== Dataset rows describing interfaces ==
--- START ---

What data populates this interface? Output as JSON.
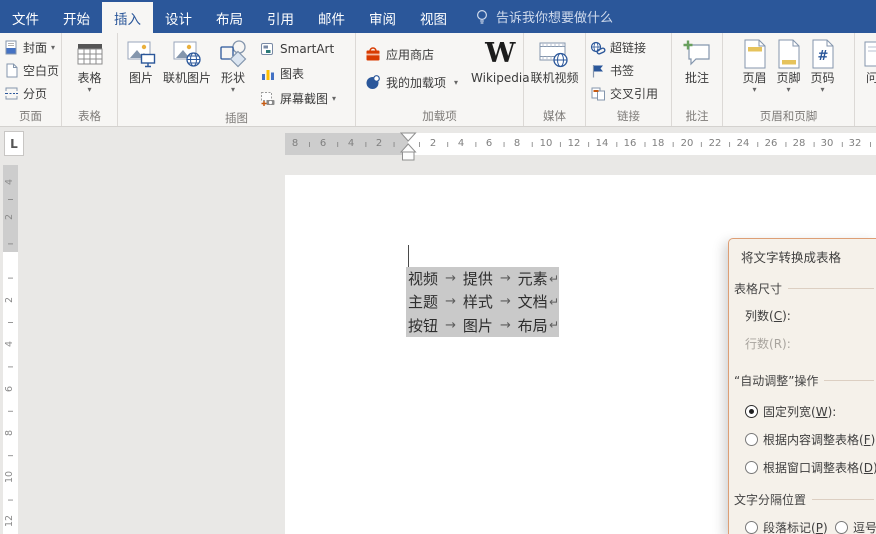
{
  "menu": {
    "tabs": [
      "文件",
      "开始",
      "插入",
      "设计",
      "布局",
      "引用",
      "邮件",
      "审阅",
      "视图"
    ],
    "active_tab": "插入",
    "tell_me": "告诉我你想要做什么"
  },
  "ribbon": {
    "page": {
      "label": "页面",
      "cover": "封面",
      "blank": "空白页",
      "brk": "分页"
    },
    "table": {
      "label": "表格",
      "btn": "表格"
    },
    "illus": {
      "label": "插图",
      "picture": "图片",
      "online_pic": "联机图片",
      "shapes": "形状",
      "smartart": "SmartArt",
      "chart": "图表",
      "screenshot": "屏幕截图"
    },
    "addins": {
      "label": "加载项",
      "store": "应用商店",
      "mine": "我的加载项",
      "wiki": "Wikipedia",
      "w": "W"
    },
    "media": {
      "label": "媒体",
      "video": "联机视频"
    },
    "links": {
      "label": "链接",
      "hyperlink": "超链接",
      "bookmark": "书签",
      "crossref": "交叉引用"
    },
    "comment": {
      "label": "批注",
      "btn": "批注"
    },
    "hf": {
      "label": "页眉和页脚",
      "header": "页眉",
      "footer": "页脚",
      "pagenum": "页码"
    },
    "partial": {
      "text": "问"
    }
  },
  "ruler": {
    "tab_selector": "L",
    "h_margin_numbers": [
      "8",
      "6",
      "4",
      "2"
    ],
    "h_numbers": [
      "2",
      "4",
      "6",
      "8",
      "10",
      "12",
      "14",
      "16",
      "18",
      "20",
      "22",
      "24",
      "26",
      "28",
      "30",
      "32"
    ],
    "v_margin_numbers": [
      "4",
      "2"
    ],
    "v_numbers": [
      "2",
      "4",
      "6",
      "8",
      "10",
      "12"
    ]
  },
  "document": {
    "marks": {
      "tab": "→",
      "para": "↵"
    },
    "lines": [
      {
        "c1": "视频",
        "c2": "提供",
        "c3": "元素"
      },
      {
        "c1": "主题",
        "c2": "样式",
        "c3": "文档"
      },
      {
        "c1": "按钮",
        "c2": "图片",
        "c3": "布局"
      }
    ]
  },
  "dialog": {
    "title": "将文字转换成表格",
    "accent_border": "#dd9e75",
    "size": {
      "header": "表格尺寸",
      "columns": {
        "pre": "列数(",
        "key": "C",
        "post": "):"
      },
      "rows": {
        "pre": "行数(",
        "key": "R",
        "post": "):"
      }
    },
    "autofit": {
      "header": "“自动调整”操作",
      "fixed": {
        "pre": "固定列宽(",
        "key": "W",
        "post": "):"
      },
      "content": {
        "pre": "根据内容调整表格(",
        "key": "F",
        "post": ")"
      },
      "window": {
        "pre": "根据窗口调整表格(",
        "key": "D",
        "post": ")"
      }
    },
    "separator": {
      "header": "文字分隔位置",
      "paragraph": {
        "pre": "段落标记(",
        "key": "P",
        "post": ")"
      },
      "comma": {
        "pre": "逗号",
        "key": "",
        "post": ""
      }
    }
  }
}
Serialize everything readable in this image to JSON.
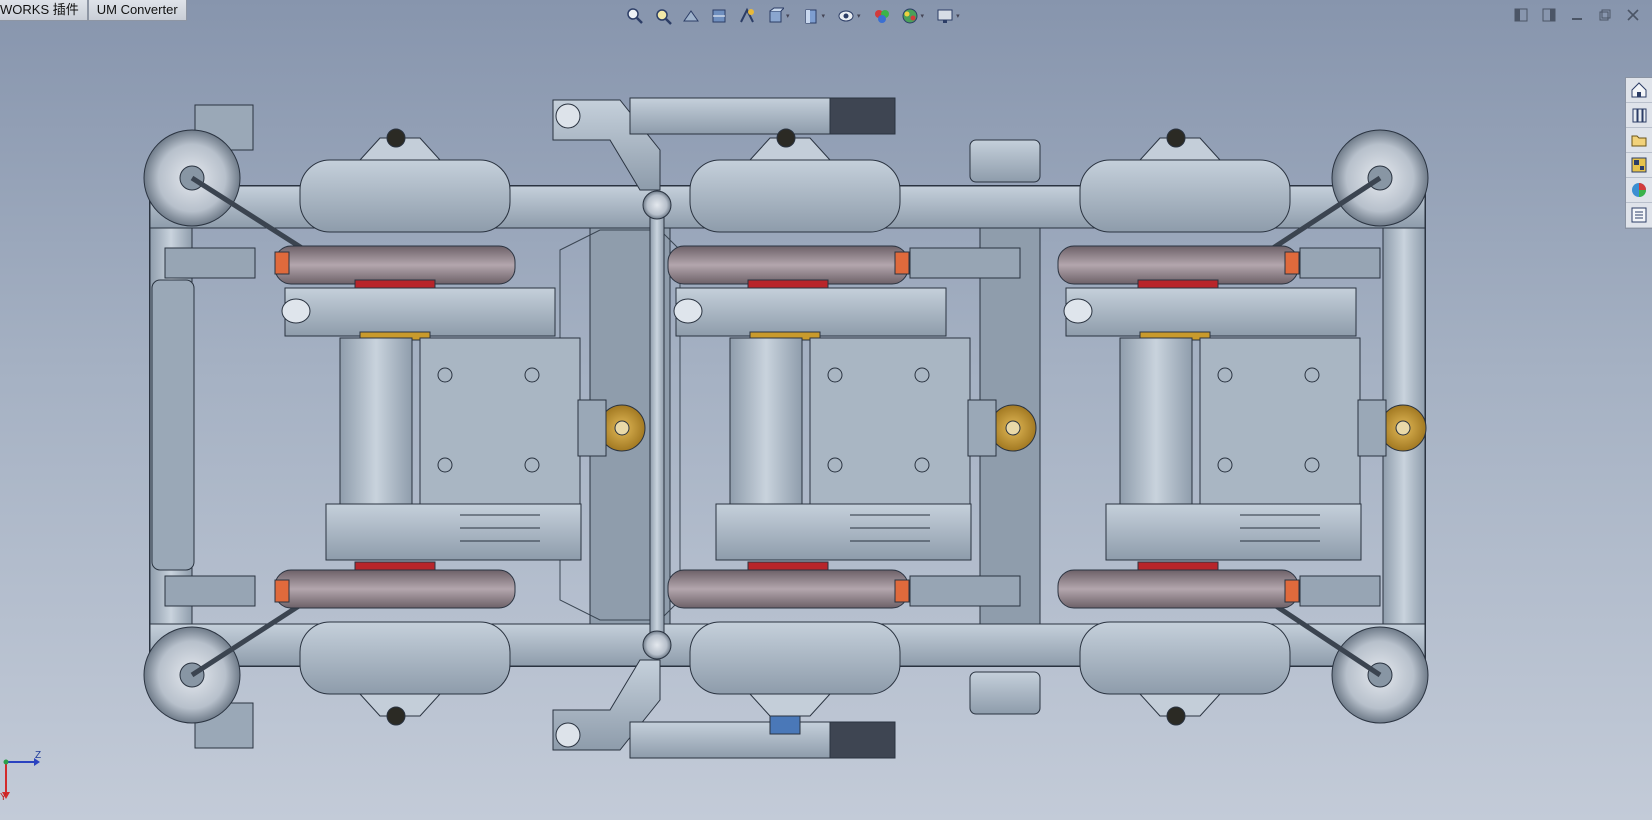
{
  "tabs": [
    {
      "label": "WORKS 插件"
    },
    {
      "label": "UM Converter"
    }
  ],
  "hud_toolbar": {
    "items": [
      "zoom-to-fit-icon",
      "zoom-to-area-icon",
      "previous-view-icon",
      "section-view-icon",
      "dynamic-annotation-icon",
      "view-orientation-icon",
      "display-style-icon",
      "hide-show-items-icon",
      "edit-appearance-icon",
      "apply-scene-icon",
      "view-settings-icon"
    ]
  },
  "window_controls": [
    "tile-left-icon",
    "tile-right-icon",
    "minimize-icon",
    "restore-icon",
    "close-icon"
  ],
  "task_pane": [
    "home-icon",
    "design-library-icon",
    "file-explorer-icon",
    "view-palette-icon",
    "appearances-icon",
    "custom-properties-icon"
  ],
  "triad": {
    "axis_z": "Z",
    "axis_y": "Y"
  },
  "colors": {
    "steel": "#a9b6c3",
    "steel_dark": "#7d8b99",
    "brake_red": "#b8252a",
    "bushing_orange": "#e06a3c",
    "bronze": "#c99a2c"
  }
}
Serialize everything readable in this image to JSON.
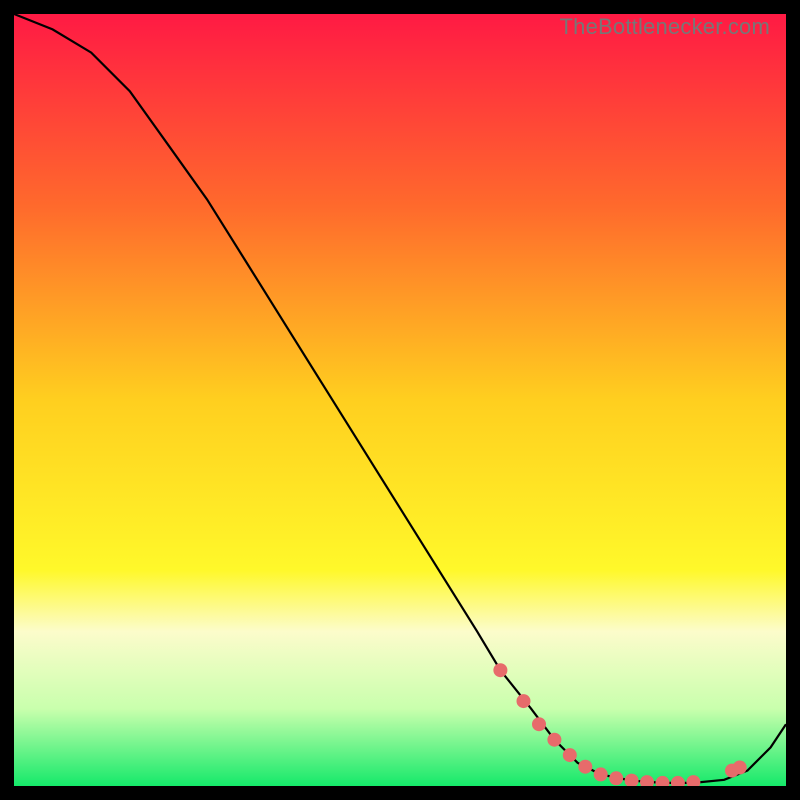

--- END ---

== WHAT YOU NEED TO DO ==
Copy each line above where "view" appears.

== RESPONSE TO THIS TASK ==
      "previous-view-icon",
      "section-view-icon",
      "view-orientation-icon",
      "view-settings-icon"
    "view-palette-icon",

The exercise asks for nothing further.